This article and closely related articles such as Electromagnetism and Maxwell's equations omit mention of how straightforward concepts like energy density, momentum density, pressure etc. are related to field strength. I had to find articles not referenced (even indirectly as far as I could tell) such as Poynting vector and |Energy density to locate any mention thereof. I think it is pretty reasonable to expect these everyday concepts to be mentioned in this article or a closely related one, with at least direct links to articles in which the respective formulae appear. Quondum (talk) 07:21, 30 September 2011 (UTC)
Needs significant clarification

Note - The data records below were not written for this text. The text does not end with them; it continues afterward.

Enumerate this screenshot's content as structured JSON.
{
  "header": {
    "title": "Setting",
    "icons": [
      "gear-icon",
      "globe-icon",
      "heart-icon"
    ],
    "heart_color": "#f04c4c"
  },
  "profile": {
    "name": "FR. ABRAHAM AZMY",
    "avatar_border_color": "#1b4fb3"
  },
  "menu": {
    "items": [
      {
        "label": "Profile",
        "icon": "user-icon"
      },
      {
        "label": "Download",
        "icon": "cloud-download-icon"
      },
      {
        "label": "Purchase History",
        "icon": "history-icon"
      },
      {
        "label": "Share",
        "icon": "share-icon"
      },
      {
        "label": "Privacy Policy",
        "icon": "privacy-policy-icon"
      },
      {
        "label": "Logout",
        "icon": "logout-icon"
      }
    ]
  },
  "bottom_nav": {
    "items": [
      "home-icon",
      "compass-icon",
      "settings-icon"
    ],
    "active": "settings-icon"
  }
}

The "introduction" reads like a poor attempt at denigration of the theory and it's proponents, rather than explaining what Classical Electromagnetism actually is. There are also far too many unexplained assumptions stated, especially with reference to deriving equations not linked to or explained in any meaningful way. They are just presented ex-post facto, with no context or reference. This has to be one of the most confusing (and condescending) physics articles I've read so far. The Lorentz force description is pretty clear and helpful, but everything else looks like it was pasted out of student notes. Simply removing a unit vector from an equation with 10 or so other undefined variables doesn't make the equation less "cumbersome", it just makes the writer seem smarter than the reader. This doesn't help to explain anything about the equation in the first place. I mistook this article for a spoof until I realised it was trying to be serious. And I come from a fair-to-middling physics background. Someone looking for clarification about electromechanics without high-level math skills, or without a degree, would just be put off. Unfortunately, I don't have the technical skills to fix this hole. I'd be happy to collaborate with someone who did, though. Cephas Borg (talk) 13:18, 7 December 2011 (UTC)
This article needs major work!
This entire article needs major work. The article on Maxwell's equations is excellent and is what I was expecting to find when I came to this article. However, I realize that it's pointless to duplicate all the material in the Maxwell's equations article and put it into this article. As a result, this article should be very short and serve mostly to redirect the reader to the Maxwell's equations article. However, the two items of classical electrodynamics that are not strictly part of the Maxwell's equations, the Lorenz force law and Newton's laws, should be mentioned in this article. Perhaps a list with very short descriptions of the concepts contained in classical electromagnetism belongs in this article, that then redirect the reader to other pages to learn more. The term "classical electromagnetism" is a high level term that embodies a huge field of phenomena. As a result, I believe this article should have a high-level, descriptive tone (no equations) and then link to other pages heavily. 184.108.40.206 (talk) 17:58, 4 December 2012 (UTC)
The more I have thought about it, the more I think this article is so bad it should be scrapped and started over from scratch. I propose that the this article should have the following sections
- Fundamental Equations of Classical Electromagnetism: Mention Maxwell's equations, Lorenz force law, and Newton's laws, with a short description of teach, then link to the relevant pages for more info.
- Dynamics vs. Statics: A brief description of the difference between electrodynamics and electrostatics/magnetostatics, when each is applicable and what Maxwell's equations reduce down to in statics.
- Relationship to Other Theories: Describe how classical electromagnetism automatically contains special relativity, but is only an approximation of quantum electrodynamics.
- Subfields: List the mains subfields with short descriptions of each, such as electronics, magnetics, radiation, scattering, waveguides, optics
- Applications: Describe everyday applications
- History: A brief history with a main link to the full history article